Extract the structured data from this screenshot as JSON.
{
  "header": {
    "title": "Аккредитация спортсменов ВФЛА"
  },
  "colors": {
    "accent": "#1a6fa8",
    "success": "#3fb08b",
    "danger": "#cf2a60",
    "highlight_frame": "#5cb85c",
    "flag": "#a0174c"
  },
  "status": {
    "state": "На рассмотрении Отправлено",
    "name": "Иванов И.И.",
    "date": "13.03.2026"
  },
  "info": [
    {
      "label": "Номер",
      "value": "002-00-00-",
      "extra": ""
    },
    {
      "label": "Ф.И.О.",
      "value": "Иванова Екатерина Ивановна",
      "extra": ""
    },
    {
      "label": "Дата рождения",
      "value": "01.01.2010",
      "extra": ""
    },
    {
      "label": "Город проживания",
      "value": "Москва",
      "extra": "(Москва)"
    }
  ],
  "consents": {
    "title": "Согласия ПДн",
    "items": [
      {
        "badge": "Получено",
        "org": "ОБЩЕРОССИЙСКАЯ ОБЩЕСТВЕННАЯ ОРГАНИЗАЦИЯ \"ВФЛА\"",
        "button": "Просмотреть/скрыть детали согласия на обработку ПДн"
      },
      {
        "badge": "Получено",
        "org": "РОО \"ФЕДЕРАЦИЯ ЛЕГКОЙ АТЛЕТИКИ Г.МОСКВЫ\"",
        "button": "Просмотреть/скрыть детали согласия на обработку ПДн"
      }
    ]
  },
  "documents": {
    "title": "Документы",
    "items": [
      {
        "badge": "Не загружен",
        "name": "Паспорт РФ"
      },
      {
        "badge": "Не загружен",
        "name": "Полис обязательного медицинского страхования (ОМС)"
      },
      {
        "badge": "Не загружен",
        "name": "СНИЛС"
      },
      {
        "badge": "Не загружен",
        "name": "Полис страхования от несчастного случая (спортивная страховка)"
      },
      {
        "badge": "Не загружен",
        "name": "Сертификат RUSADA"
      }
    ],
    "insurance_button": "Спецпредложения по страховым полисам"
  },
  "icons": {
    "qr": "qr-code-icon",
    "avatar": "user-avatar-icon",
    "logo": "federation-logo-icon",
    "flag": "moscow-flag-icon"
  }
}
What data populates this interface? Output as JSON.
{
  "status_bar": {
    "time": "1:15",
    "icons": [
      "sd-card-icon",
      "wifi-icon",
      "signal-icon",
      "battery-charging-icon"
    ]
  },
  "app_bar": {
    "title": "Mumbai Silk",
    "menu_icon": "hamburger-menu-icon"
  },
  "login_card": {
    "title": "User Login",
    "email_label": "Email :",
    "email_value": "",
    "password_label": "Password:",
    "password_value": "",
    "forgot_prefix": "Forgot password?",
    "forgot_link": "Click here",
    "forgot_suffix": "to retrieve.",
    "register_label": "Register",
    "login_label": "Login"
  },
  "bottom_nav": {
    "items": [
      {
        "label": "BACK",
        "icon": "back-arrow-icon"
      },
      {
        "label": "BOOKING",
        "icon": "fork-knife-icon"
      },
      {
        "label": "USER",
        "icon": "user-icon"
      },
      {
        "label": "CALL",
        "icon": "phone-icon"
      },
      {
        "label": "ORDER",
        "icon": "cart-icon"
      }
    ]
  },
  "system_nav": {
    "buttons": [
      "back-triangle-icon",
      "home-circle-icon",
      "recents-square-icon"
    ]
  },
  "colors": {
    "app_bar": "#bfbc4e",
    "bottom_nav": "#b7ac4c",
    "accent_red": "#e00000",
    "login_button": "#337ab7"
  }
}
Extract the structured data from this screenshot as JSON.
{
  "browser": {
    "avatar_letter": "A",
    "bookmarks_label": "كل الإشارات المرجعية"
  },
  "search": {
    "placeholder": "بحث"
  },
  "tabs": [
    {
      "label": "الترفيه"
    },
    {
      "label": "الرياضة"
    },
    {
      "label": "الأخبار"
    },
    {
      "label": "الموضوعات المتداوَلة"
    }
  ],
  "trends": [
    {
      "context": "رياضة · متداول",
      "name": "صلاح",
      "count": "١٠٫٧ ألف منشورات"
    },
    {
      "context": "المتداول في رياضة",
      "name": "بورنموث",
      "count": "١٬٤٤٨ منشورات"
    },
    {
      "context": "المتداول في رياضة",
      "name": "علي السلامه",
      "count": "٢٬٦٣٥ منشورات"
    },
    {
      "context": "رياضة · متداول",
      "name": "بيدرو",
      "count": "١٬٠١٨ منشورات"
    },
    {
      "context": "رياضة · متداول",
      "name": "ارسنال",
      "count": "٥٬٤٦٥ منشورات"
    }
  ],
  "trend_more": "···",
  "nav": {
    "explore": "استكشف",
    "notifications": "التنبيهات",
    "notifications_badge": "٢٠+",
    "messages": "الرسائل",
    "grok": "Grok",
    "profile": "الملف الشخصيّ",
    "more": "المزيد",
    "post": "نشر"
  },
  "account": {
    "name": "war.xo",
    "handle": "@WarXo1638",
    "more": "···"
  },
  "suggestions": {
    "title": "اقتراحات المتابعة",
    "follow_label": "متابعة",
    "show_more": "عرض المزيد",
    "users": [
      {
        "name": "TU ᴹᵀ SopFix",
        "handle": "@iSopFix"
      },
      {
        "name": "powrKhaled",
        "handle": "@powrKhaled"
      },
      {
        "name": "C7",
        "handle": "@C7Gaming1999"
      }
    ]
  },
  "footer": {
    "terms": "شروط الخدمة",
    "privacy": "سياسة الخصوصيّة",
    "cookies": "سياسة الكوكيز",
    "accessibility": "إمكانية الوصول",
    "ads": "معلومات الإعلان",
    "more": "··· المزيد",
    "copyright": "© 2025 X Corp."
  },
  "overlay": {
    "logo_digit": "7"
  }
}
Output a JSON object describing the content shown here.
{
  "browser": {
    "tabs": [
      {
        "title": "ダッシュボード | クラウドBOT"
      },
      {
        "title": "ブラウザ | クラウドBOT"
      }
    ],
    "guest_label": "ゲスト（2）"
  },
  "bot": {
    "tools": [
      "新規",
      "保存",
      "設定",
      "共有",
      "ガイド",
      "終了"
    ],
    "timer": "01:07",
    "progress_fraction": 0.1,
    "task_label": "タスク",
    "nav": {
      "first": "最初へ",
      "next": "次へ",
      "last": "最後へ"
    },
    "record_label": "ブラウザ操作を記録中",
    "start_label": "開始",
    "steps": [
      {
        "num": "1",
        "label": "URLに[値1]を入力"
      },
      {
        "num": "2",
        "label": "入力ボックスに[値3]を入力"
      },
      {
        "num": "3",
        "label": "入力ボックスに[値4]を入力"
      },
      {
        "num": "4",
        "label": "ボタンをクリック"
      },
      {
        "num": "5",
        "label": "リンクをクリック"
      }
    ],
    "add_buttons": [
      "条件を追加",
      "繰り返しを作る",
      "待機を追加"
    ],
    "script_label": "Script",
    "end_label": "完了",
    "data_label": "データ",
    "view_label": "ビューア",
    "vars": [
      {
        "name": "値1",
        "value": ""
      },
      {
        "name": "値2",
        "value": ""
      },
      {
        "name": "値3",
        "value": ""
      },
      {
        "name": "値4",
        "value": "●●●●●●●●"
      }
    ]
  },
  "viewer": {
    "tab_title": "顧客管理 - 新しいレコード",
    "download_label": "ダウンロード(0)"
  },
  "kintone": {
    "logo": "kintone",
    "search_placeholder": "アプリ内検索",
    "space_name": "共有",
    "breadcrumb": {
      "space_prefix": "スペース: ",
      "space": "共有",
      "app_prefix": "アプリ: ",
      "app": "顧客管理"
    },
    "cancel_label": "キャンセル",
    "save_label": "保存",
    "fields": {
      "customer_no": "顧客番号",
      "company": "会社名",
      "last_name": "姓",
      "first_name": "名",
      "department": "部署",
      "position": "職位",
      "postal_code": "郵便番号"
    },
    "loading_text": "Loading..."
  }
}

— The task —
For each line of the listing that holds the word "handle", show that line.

— Solution —
    "handle": "@WarXo1638",
        "handle": "@iSopFix"
        "handle": "@powrKhaled"
        "handle": "@C7Gaming1999"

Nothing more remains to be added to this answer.